It’s been almost a month since I last blogged. That wasn’t the plan, but then, life so rarely seems to go according to plan.
It hasn’t been an easy month. Lots of lessons, lots of conflicts in relationships, lots of student loan payments, lots of hopes and dreams that seemed within reach starting to feel impossible. And over and over, I’ve sat down to write a new post, and found myself staring at a blank screen.
I don’t believe in “writer’s block”. I believe sometimes a particular piece of writing needs to move to the back burner, to simmer while I write something else, but generally I can manage to write something, anything. Only this time, I let myself get stuck.
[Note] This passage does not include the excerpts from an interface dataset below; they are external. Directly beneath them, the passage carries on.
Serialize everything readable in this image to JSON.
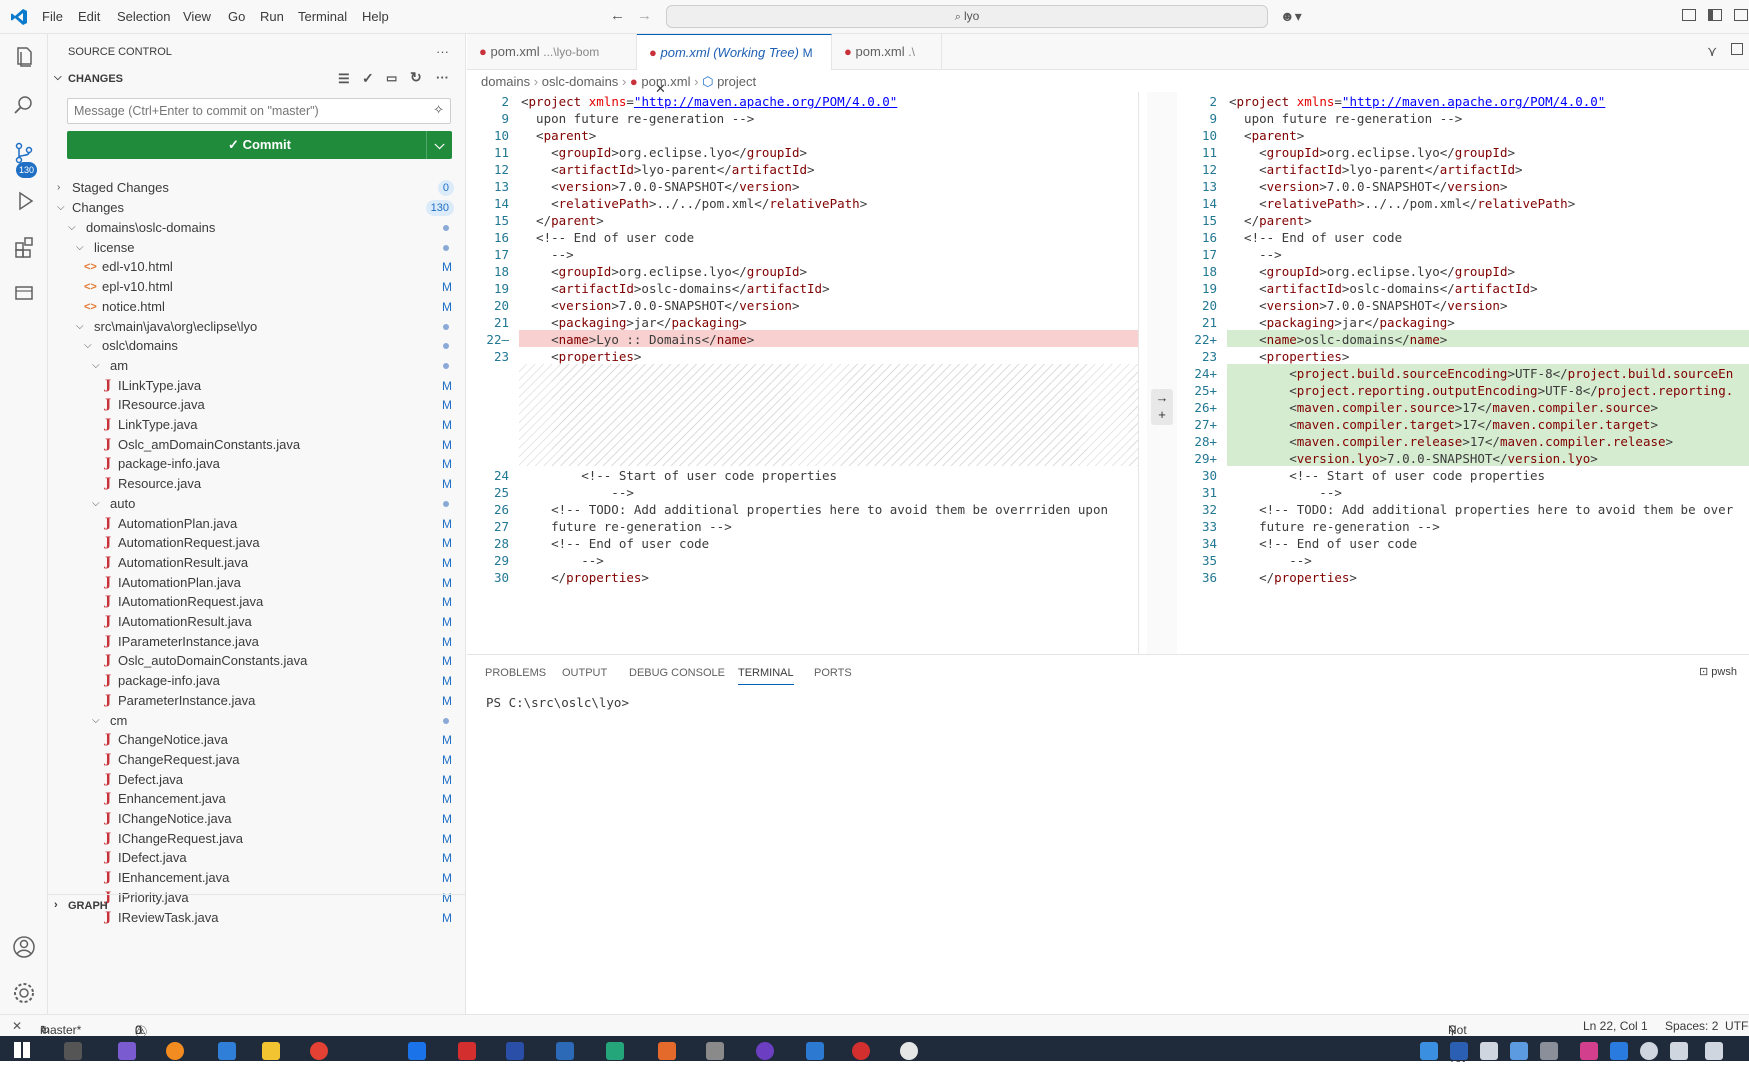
{
  "titlebar": {
    "menus": [
      "File",
      "Edit",
      "Selection",
      "View",
      "Go",
      "Run",
      "Terminal",
      "Help"
    ],
    "search": "lyo"
  },
  "activity": {
    "scm_badge": "130"
  },
  "sidebar": {
    "title": "SOURCE CONTROL",
    "changes_header": "CHANGES",
    "message_placeholder": "Message (Ctrl+Enter to commit on \"master\")",
    "commit_label": "Commit",
    "staged_label": "Staged Changes",
    "staged_count": "0",
    "changes_label": "Changes",
    "changes_count": "130",
    "graph_label": "GRAPH",
    "tree": [
      {
        "label": "domains\\oslc-domains",
        "type": "folder",
        "depth": 1,
        "status": "dot"
      },
      {
        "label": "license",
        "type": "folder",
        "depth": 2,
        "status": "dot"
      },
      {
        "label": "edl-v10.html",
        "type": "html",
        "depth": 3,
        "status": "M"
      },
      {
        "label": "epl-v10.html",
        "type": "html",
        "depth": 3,
        "status": "M"
      },
      {
        "label": "notice.html",
        "type": "html",
        "depth": 3,
        "status": "M"
      },
      {
        "label": "src\\main\\java\\org\\eclipse\\lyo",
        "type": "folder",
        "depth": 2,
        "status": "dot"
      },
      {
        "label": "oslc\\domains",
        "type": "folder",
        "depth": 3,
        "status": "dot"
      },
      {
        "label": "am",
        "type": "folder",
        "depth": 4,
        "status": "dot"
      },
      {
        "label": "ILinkType.java",
        "type": "java",
        "depth": 5,
        "status": "M"
      },
      {
        "label": "IResource.java",
        "type": "java",
        "depth": 5,
        "status": "M"
      },
      {
        "label": "LinkType.java",
        "type": "java",
        "depth": 5,
        "status": "M"
      },
      {
        "label": "Oslc_amDomainConstants.java",
        "type": "java",
        "depth": 5,
        "status": "M"
      },
      {
        "label": "package-info.java",
        "type": "java",
        "depth": 5,
        "status": "M"
      },
      {
        "label": "Resource.java",
        "type": "java",
        "depth": 5,
        "status": "M"
      },
      {
        "label": "auto",
        "type": "folder",
        "depth": 4,
        "status": "dot"
      },
      {
        "label": "AutomationPlan.java",
        "type": "java",
        "depth": 5,
        "status": "M"
      },
      {
        "label": "AutomationRequest.java",
        "type": "java",
        "depth": 5,
        "status": "M"
      },
      {
        "label": "AutomationResult.java",
        "type": "java",
        "depth": 5,
        "status": "M"
      },
      {
        "label": "IAutomationPlan.java",
        "type": "java",
        "depth": 5,
        "status": "M"
      },
      {
        "label": "IAutomationRequest.java",
        "type": "java",
        "depth": 5,
        "status": "M"
      },
      {
        "label": "IAutomationResult.java",
        "type": "java",
        "depth": 5,
        "status": "M"
      },
      {
        "label": "IParameterInstance.java",
        "type": "java",
        "depth": 5,
        "status": "M"
      },
      {
        "label": "Oslc_autoDomainConstants.java",
        "type": "java",
        "depth": 5,
        "status": "M"
      },
      {
        "label": "package-info.java",
        "type": "java",
        "depth": 5,
        "status": "M"
      },
      {
        "label": "ParameterInstance.java",
        "type": "java",
        "depth": 5,
        "status": "M"
      },
      {
        "label": "cm",
        "type": "folder",
        "depth": 4,
        "status": "dot"
      },
      {
        "label": "ChangeNotice.java",
        "type": "java",
        "depth": 5,
        "status": "M"
      },
      {
        "label": "ChangeRequest.java",
        "type": "java",
        "depth": 5,
        "status": "M"
      },
      {
        "label": "Defect.java",
        "type": "java",
        "depth": 5,
        "status": "M"
      },
      {
        "label": "Enhancement.java",
        "type": "java",
        "depth": 5,
        "status": "M"
      },
      {
        "label": "IChangeNotice.java",
        "type": "java",
        "depth": 5,
        "status": "M"
      },
      {
        "label": "IChangeRequest.java",
        "type": "java",
        "depth": 5,
        "status": "M"
      },
      {
        "label": "IDefect.java",
        "type": "java",
        "depth": 5,
        "status": "M"
      },
      {
        "label": "IEnhancement.java",
        "type": "java",
        "depth": 5,
        "status": "M"
      },
      {
        "label": "IPriority.java",
        "type": "java",
        "depth": 5,
        "status": "M"
      },
      {
        "label": "IReviewTask.java",
        "type": "java",
        "depth": 5,
        "status": "M"
      }
    ]
  },
  "editor": {
    "tabs": [
      {
        "name": "pom.xml",
        "desc": "...\\lyo-bom",
        "active": false
      },
      {
        "name": "pom.xml (Working Tree)",
        "desc": "M",
        "active": true
      },
      {
        "name": "pom.xml",
        "desc": ".\\",
        "active": false
      }
    ],
    "breadcrumbs": [
      "domains",
      "oslc-domains",
      "pom.xml",
      "project"
    ],
    "left_lines": [
      {
        "n": "2",
        "t": "<project xmlns=\"http://maven.apache.org/POM/4.0.0\""
      },
      {
        "n": "9",
        "t": "  upon future re-generation -->"
      },
      {
        "n": "10",
        "t": "  <parent>"
      },
      {
        "n": "11",
        "t": "    <groupId>org.eclipse.lyo</groupId>"
      },
      {
        "n": "12",
        "t": "    <artifactId>lyo-parent</artifactId>"
      },
      {
        "n": "13",
        "t": "    <version>7.0.0-SNAPSHOT</version>"
      },
      {
        "n": "14",
        "t": "    <relativePath>../../pom.xml</relativePath>"
      },
      {
        "n": "15",
        "t": "  </parent>"
      },
      {
        "n": "16",
        "t": "  <!-- End of user code"
      },
      {
        "n": "17",
        "t": "    -->"
      },
      {
        "n": "18",
        "t": "    <groupId>org.eclipse.lyo</groupId>"
      },
      {
        "n": "19",
        "t": "    <artifactId>oslc-domains</artifactId>"
      },
      {
        "n": "20",
        "t": "    <version>7.0.0-SNAPSHOT</version>"
      },
      {
        "n": "21",
        "t": "    <packaging>jar</packaging>"
      },
      {
        "n": "22—",
        "t": "    <name>Lyo :: Domains</name>"
      },
      {
        "n": "23",
        "t": "    <properties>"
      },
      {
        "n": "",
        "t": ""
      },
      {
        "n": "",
        "t": ""
      },
      {
        "n": "",
        "t": ""
      },
      {
        "n": "",
        "t": ""
      },
      {
        "n": "",
        "t": ""
      },
      {
        "n": "",
        "t": ""
      },
      {
        "n": "24",
        "t": "        <!-- Start of user code properties"
      },
      {
        "n": "25",
        "t": "            -->"
      },
      {
        "n": "26",
        "t": "    <!-- TODO: Add additional properties here to avoid them be overrriden upon"
      },
      {
        "n": "27",
        "t": "    future re-generation -->"
      },
      {
        "n": "28",
        "t": "    <!-- End of user code"
      },
      {
        "n": "29",
        "t": "        -->"
      },
      {
        "n": "30",
        "t": "    </properties>"
      }
    ],
    "right_lines": [
      {
        "n": "2",
        "t": "<project xmlns=\"http://maven.apache.org/POM/4.0.0\""
      },
      {
        "n": "9",
        "t": "  upon future re-generation -->"
      },
      {
        "n": "10",
        "t": "  <parent>"
      },
      {
        "n": "11",
        "t": "    <groupId>org.eclipse.lyo</groupId>"
      },
      {
        "n": "12",
        "t": "    <artifactId>lyo-parent</artifactId>"
      },
      {
        "n": "13",
        "t": "    <version>7.0.0-SNAPSHOT</version>"
      },
      {
        "n": "14",
        "t": "    <relativePath>../../pom.xml</relativePath>"
      },
      {
        "n": "15",
        "t": "  </parent>"
      },
      {
        "n": "16",
        "t": "  <!-- End of user code"
      },
      {
        "n": "17",
        "t": "    -->"
      },
      {
        "n": "18",
        "t": "    <groupId>org.eclipse.lyo</groupId>"
      },
      {
        "n": "19",
        "t": "    <artifactId>oslc-domains</artifactId>"
      },
      {
        "n": "20",
        "t": "    <version>7.0.0-SNAPSHOT</version>"
      },
      {
        "n": "21",
        "t": "    <packaging>jar</packaging>"
      },
      {
        "n": "22+",
        "t": "    <name>oslc-domains</name>"
      },
      {
        "n": "23",
        "t": "    <properties>"
      },
      {
        "n": "24+",
        "t": "        <project.build.sourceEncoding>UTF-8</project.build.sourceEn"
      },
      {
        "n": "25+",
        "t": "        <project.reporting.outputEncoding>UTF-8</project.reporting."
      },
      {
        "n": "26+",
        "t": "        <maven.compiler.source>17</maven.compiler.source>"
      },
      {
        "n": "27+",
        "t": "        <maven.compiler.target>17</maven.compiler.target>"
      },
      {
        "n": "28+",
        "t": "        <maven.compiler.release>17</maven.compiler.release>"
      },
      {
        "n": "29+",
        "t": "        <version.lyo>7.0.0-SNAPSHOT</version.lyo>"
      },
      {
        "n": "30",
        "t": "        <!-- Start of user code properties"
      },
      {
        "n": "31",
        "t": "            -->"
      },
      {
        "n": "32",
        "t": "    <!-- TODO: Add additional properties here to avoid them be over"
      },
      {
        "n": "33",
        "t": "    future re-generation -->"
      },
      {
        "n": "34",
        "t": "    <!-- End of user code"
      },
      {
        "n": "35",
        "t": "        -->"
      },
      {
        "n": "36",
        "t": "    </properties>"
      }
    ]
  },
  "panel": {
    "tabs": [
      "PROBLEMS",
      "OUTPUT",
      "DEBUG CONSOLE",
      "TERMINAL",
      "PORTS"
    ],
    "active_tab": "TERMINAL",
    "shell": "pwsh",
    "prompt": "PS C:\\src\\oslc\\lyo>"
  },
  "statusbar": {
    "branch": "master*",
    "problems": "0",
    "warnings": "0",
    "blame": "Not Committed Yet",
    "cursor": "Ln 22, Col 1",
    "spaces": "Spaces: 2",
    "encoding": "UTF-"
  }
}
I let myself get stuck, not only in my writing, but in my life. I clung to dreams that weren’t manifesting, instead of letting them pass gracefully. I started to complain. I complained about my job. I complained about my apartment. I complained about my clothes and my body and my hair and my relationships. Sometimes out loud, but often just internally, I complained. I let discontent take root in my heart, and, like all invasive plants, it spread quickly and took over.
Today, I got a simple reminder to return to gratitude. A Facebook challenge from a friend to list 3 things I’m thankful for every day for a week. This challenge, and ones like it, have been spreading all over my newsfeed lately, and I suppose I knew it was only a matter of time before the challenge came my way…but when it did, it was a sudden clarity.
I want to always live in gratitude. I know this. Longing for things to be different from what they are never brings about the changes I want, it only makes me unhappy. I want to root out the discontent, and let gratitude grow in its place.
There’s a shrub I’ve come to love, called japanese knotweed. It’s one of my favorites – an absolutely stunning mix of large, dark green leaves and tiny, off-white flowers. Around here, during August and September, it’s everywhere. I mean, everywhere. It’s an invasive plant, and so it takes over and just grows. And I’ve decided to make it my reminder to be in gratitude: that every time I see it, I will remember how discontent can so easily spread like an invasive shrub, and how gratitude can grow just as abundantly.
I am grateful for my job: for my boss who supports me in creative problem solving, for the paycheck that covers my bills, for the responsibility I’ve been handed and my growing ability to handle it. I am grateful for my apartment: for the high ceilings and many windows, for the art and pictures all over that make it home, for the shelter from rain and snow, and the privilege it is to live in such a beautiful area. I am grateful for words, for the ability to play with them, and the chance to share them. I am grateful.
May this be my mantra, day after day, minute after minute – a mantra of gratitude. May I never forget, and when I do, may a glimpse of japanese knotweed remind me…
I am grateful.
What are you grateful for, today?